-- Source data follows --
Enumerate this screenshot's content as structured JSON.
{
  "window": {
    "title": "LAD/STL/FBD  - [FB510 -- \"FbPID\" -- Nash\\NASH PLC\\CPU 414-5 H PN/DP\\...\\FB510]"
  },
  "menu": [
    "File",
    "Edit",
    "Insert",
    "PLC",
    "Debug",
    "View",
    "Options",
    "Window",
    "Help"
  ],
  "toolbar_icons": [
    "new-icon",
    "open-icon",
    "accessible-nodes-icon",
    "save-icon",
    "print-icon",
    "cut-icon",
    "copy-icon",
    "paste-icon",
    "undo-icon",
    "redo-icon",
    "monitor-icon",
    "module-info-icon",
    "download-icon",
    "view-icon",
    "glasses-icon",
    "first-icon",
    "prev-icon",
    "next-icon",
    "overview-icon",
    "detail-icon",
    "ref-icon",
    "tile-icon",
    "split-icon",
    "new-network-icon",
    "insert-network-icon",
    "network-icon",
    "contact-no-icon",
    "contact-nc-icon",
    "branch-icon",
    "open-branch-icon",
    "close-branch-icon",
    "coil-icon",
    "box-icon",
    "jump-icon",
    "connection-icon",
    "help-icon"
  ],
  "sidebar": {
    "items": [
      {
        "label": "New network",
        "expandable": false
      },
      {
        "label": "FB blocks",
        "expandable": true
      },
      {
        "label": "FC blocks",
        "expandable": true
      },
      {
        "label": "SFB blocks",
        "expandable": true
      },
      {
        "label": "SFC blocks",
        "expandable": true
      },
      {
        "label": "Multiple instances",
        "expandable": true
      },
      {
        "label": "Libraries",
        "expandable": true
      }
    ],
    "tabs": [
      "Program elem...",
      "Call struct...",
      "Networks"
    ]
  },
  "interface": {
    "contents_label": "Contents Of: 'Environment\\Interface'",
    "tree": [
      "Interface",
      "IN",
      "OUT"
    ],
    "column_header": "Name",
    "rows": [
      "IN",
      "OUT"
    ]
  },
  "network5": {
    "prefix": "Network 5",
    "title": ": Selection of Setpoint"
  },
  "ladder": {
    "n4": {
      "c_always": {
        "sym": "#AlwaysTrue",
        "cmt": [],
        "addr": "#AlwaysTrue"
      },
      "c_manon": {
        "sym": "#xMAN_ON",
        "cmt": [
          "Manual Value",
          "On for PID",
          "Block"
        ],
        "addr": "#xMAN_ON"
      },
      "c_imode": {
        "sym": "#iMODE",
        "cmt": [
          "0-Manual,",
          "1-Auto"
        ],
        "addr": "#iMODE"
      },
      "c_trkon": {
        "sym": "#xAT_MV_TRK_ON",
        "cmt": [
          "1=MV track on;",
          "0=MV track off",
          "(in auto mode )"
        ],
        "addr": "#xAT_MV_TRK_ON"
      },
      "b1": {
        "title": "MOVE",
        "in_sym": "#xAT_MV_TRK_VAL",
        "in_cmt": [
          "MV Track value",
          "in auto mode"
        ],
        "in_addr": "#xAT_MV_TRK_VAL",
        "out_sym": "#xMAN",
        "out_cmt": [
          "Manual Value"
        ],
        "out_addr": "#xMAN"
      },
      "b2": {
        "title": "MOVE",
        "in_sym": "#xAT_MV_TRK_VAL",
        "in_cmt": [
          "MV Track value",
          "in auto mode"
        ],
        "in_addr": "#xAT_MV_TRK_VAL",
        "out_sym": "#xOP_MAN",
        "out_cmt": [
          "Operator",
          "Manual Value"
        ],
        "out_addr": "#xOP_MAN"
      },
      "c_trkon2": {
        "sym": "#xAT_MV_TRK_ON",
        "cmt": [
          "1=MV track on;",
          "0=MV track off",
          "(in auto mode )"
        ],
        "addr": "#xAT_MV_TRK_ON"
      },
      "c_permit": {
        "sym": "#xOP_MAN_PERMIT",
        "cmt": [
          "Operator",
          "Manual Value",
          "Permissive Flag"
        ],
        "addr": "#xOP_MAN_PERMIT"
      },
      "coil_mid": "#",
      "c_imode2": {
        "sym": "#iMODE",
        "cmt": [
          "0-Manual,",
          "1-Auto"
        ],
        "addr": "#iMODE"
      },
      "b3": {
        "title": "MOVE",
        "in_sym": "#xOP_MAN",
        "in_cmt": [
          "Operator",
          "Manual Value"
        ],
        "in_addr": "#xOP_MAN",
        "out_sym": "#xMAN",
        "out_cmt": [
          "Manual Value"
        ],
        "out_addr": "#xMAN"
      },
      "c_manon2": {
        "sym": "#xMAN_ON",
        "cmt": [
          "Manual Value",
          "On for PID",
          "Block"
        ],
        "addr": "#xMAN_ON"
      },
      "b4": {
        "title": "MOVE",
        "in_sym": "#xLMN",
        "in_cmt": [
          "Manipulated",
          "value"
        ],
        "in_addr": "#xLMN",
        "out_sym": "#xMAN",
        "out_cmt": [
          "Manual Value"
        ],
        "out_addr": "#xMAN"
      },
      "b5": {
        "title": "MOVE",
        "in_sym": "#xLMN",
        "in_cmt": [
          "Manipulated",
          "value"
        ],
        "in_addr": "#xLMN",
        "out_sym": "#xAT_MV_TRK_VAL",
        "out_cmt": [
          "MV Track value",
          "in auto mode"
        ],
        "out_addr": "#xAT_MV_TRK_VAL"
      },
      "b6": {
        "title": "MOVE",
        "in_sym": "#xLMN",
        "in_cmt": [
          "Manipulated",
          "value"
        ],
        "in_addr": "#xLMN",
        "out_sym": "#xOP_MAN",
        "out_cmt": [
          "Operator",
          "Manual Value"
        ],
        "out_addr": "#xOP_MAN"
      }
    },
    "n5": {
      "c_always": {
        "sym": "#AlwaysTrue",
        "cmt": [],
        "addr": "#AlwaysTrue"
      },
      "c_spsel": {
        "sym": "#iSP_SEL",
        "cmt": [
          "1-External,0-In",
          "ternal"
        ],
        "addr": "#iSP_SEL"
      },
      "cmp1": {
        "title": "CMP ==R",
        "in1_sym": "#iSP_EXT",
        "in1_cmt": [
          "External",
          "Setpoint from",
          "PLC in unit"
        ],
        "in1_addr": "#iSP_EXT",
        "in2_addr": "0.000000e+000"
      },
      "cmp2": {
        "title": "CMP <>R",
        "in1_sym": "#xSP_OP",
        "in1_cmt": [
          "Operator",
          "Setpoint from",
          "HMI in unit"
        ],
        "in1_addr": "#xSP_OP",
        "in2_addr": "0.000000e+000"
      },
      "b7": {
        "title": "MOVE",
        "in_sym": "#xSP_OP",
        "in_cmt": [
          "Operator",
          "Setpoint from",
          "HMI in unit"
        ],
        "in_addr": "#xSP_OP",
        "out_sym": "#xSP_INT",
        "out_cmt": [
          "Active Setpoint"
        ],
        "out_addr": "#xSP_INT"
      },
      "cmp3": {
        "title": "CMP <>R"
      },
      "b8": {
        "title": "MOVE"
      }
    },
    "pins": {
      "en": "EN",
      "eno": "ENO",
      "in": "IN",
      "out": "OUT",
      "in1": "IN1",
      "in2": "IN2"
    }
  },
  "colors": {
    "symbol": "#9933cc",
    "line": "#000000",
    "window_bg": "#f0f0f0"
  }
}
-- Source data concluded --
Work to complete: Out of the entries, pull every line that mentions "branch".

Solution to this task:
    "branch-icon",
    "open-branch-icon",
    "close-branch-icon",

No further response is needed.